In early 1968 the five original members of Deep Purple started to rehearse. They didn’t have much by way of original material and it’s unlikely they could envision where the band would be in a few short years. They worked their way through Help, I’m So Glad and Hey Joe. Three well known songs. They were also working on a cover of a little known song Hush. They also were working their way through two instrumental jam numbers And The Address and Mandrake Root.
After three months of rehearsal, cutting some demos and some light touring the band was ready to record. It took only three days in May 1968 and the album was done. Two months later in the stores. In the United Kingdom and some parts of Europe it did poorly but powered by the albums single “Hush” the album did moderately well in the United States. The album seems primitive by todays standards and of course outside of the interplay between Jon Lord on organ and Ritchie Blackmore on guitar the album bears little semblance to the Deep Purple of a few years later. For those not familiar with early Deep Purple work think of the Vanilla Fudge or the Moody Blues. Still this is a fun album worth the occasional listen.

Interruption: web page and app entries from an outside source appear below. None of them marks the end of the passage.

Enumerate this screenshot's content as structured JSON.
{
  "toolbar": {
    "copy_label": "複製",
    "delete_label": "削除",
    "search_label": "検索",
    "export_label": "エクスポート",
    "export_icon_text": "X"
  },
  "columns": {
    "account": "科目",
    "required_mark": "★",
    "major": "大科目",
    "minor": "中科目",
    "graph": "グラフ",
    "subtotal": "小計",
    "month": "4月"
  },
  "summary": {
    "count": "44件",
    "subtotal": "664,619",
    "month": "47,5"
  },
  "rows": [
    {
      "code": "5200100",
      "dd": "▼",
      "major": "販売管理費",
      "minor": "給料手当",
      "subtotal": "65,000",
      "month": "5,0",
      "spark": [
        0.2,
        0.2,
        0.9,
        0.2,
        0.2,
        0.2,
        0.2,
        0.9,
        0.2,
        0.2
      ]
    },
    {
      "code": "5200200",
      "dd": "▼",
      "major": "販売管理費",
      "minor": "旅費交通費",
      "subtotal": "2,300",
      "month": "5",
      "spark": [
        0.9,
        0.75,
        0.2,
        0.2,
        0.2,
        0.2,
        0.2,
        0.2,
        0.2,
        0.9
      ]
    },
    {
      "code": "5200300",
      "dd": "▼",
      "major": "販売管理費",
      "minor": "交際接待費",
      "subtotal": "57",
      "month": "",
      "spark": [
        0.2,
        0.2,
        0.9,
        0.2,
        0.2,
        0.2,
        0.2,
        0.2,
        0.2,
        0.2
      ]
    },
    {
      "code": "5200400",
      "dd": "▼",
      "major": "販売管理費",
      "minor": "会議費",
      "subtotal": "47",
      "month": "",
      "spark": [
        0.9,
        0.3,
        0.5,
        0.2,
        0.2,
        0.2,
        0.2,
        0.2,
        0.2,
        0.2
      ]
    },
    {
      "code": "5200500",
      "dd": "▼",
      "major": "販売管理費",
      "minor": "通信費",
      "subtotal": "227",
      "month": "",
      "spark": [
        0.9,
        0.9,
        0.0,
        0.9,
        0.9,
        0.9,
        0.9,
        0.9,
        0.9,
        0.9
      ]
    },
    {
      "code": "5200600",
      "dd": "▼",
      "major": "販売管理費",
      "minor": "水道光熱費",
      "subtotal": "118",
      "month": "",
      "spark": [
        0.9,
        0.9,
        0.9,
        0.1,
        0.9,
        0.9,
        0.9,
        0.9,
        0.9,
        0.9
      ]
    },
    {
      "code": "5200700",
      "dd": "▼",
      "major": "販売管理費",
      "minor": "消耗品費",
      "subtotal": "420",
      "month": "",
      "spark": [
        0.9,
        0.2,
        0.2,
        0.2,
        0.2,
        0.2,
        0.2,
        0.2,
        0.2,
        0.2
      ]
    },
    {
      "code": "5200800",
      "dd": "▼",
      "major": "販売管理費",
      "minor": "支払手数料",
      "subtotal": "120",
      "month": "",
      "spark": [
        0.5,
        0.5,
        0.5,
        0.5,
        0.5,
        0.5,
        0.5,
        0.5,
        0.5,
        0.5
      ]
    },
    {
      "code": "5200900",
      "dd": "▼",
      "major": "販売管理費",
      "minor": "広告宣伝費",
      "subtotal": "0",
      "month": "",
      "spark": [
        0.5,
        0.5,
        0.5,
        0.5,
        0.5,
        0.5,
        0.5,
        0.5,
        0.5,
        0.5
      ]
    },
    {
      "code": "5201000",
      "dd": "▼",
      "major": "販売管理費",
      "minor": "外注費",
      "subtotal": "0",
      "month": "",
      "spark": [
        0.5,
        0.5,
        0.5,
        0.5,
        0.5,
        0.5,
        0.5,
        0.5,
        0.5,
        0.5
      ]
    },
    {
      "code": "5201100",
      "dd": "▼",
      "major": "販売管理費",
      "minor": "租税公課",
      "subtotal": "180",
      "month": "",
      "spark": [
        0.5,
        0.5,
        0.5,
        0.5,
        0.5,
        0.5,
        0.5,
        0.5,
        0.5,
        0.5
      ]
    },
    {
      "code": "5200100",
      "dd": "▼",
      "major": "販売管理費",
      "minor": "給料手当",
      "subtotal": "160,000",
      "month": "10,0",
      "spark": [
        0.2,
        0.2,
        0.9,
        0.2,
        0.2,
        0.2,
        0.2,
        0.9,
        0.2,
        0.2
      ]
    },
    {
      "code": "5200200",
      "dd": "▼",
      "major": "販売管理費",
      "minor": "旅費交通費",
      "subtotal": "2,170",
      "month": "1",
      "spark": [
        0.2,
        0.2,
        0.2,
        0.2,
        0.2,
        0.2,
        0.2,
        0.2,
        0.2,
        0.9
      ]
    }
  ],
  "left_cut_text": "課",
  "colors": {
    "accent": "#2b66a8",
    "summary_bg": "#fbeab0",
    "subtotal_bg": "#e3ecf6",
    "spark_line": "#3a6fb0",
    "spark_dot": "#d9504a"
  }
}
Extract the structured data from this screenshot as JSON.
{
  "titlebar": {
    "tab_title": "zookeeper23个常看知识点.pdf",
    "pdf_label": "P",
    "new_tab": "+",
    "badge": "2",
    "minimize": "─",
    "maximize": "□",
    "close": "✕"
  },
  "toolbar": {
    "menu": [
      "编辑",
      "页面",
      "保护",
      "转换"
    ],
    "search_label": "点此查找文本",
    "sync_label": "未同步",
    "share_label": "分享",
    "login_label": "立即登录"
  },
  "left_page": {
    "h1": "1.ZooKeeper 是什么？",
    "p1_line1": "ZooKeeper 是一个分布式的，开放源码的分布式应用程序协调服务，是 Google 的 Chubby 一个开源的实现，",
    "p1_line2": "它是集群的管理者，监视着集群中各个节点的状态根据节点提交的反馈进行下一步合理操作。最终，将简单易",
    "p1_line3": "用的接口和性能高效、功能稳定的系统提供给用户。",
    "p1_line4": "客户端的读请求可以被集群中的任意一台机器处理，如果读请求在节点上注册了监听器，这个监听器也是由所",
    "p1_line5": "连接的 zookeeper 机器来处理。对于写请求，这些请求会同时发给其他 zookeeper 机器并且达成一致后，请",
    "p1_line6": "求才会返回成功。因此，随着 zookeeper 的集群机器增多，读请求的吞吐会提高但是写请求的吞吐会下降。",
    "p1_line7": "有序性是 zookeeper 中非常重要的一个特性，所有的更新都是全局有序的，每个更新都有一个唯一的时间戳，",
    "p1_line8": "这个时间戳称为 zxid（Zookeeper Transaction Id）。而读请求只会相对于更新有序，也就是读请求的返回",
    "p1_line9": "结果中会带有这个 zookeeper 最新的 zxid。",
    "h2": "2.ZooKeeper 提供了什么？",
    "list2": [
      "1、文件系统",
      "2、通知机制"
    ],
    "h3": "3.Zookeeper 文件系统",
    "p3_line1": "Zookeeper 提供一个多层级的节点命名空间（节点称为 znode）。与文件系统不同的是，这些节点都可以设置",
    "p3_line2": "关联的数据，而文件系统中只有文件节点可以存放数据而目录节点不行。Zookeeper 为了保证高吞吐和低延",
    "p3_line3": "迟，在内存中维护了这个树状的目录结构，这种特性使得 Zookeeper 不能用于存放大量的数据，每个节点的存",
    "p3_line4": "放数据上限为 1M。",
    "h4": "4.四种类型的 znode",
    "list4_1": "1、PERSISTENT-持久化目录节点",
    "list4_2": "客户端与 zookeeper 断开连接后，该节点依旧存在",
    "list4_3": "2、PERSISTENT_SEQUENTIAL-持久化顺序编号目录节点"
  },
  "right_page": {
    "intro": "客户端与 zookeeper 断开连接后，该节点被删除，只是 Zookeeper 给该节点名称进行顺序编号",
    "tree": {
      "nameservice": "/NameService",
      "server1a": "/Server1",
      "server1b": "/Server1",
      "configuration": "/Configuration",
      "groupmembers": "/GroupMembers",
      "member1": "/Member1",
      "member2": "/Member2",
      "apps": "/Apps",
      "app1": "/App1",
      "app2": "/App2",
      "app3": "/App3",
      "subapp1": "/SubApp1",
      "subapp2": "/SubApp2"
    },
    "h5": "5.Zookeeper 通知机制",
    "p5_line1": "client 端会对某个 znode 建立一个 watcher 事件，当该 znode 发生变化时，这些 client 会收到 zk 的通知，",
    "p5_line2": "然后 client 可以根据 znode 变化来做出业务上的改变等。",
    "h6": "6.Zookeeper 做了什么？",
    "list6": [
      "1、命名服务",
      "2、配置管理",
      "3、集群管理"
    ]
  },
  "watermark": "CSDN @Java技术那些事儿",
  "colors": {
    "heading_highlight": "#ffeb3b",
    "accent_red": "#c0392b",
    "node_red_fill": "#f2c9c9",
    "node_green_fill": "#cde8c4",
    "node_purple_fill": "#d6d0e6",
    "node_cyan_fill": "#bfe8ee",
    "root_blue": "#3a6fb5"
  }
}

“And The Address” opens with a soaring organ flourish. Then drums and guitar come blasting in. It took a lot of spunk for the band to open their first album with an instrumental. For only a few months of playing together the band is remarkably tight. At the 2:25 mark the world of music is introduced to its first Ritchie Blackmore solo. An excellent introduction to what the band was all about and the back and forth with Lord and Blackmore was starting to lay down the template for further musical innovation.
“Hush” was a Joe South song that the band retooled and gave it a hard rock beat. It sounded great and was the bands first single ever. It was basically only a hit in the USA and Canada. This song gave Purple the credibility to tour the United States and was the stepping stone that kept their career moving along.
“One More Rainy Day” is a ponderous song that never really takes off. The record label liked it enough to use it as the B side to Hush but its easily forgettable.
“Prelude Happiness / I’m So Glad” is a two song combo. The prelude is more Lord/Blackmore material that sounds like it would have been well suited for a spaghetti western. The Prelude segues into “I’m So Glad” a song that was covered by many bands of the era most notable Cream. The Deep Purple starts out as a faithful to the original version but halfway through Blackmore lays down a blistering solo. The band did not embarrass themselves covering a song that they knew full well would be compared to Cream’s version.
“Mandrake Root” was originally an instrumental that the band added vocals to at a later date to avoid having to many instrumentals on the album. The keyboard part sounds vaguely like a piece of Foxy Lady by Jimi Hendrix. About two minutes into the song the band starts to really cook, a splash of thunder introduces the organ solo. This is the first time on the album Ian Paice gets to show a little something on drums and he doesn’t disappoint.
A little bit of keyboard cleverness opens “Help” the Beatles classic song. Whereas in I’m So Glad the band tried to use parts of the Cream version in Help they set off to make it their own song. They play it slower. Rod Evans, the singer, sells the song as an ode to depression. An original take on a classic song.
“Love Help Me” was one of the band’s original compositions. It’s up tempo and not that bad. It has a sixties feel to it with surfer music backing vocals at times. Half way through the song Ritchie Blackmore gives his wah wah pedal a little bit of a workout. He extends that on a later solo in the song.
“Hey Joe” closes the album. It opens with a Jon Lord organ piece and then a touch of guitar that are supposed to give the listener a feel of Mexico. Much like with their version of Help the band takes the song and makes it their own. It takes two and a half minutes for Rod Evans to weigh in on vocals. A new take on a classic song. The Blackmore guitar work is excellent.
For a first album Shades of Deep Purple works on many levels. The interplay between Blackmore and Lord that would be the hallmark of Deep Purple albums of the future like “In Rock“, “Fireball” and “Machine Head“.
Links to other Deep Purple reviews
Shades of Deep Purple , In Rock , Fireball , Machine Head , Burn , Stormbringer ,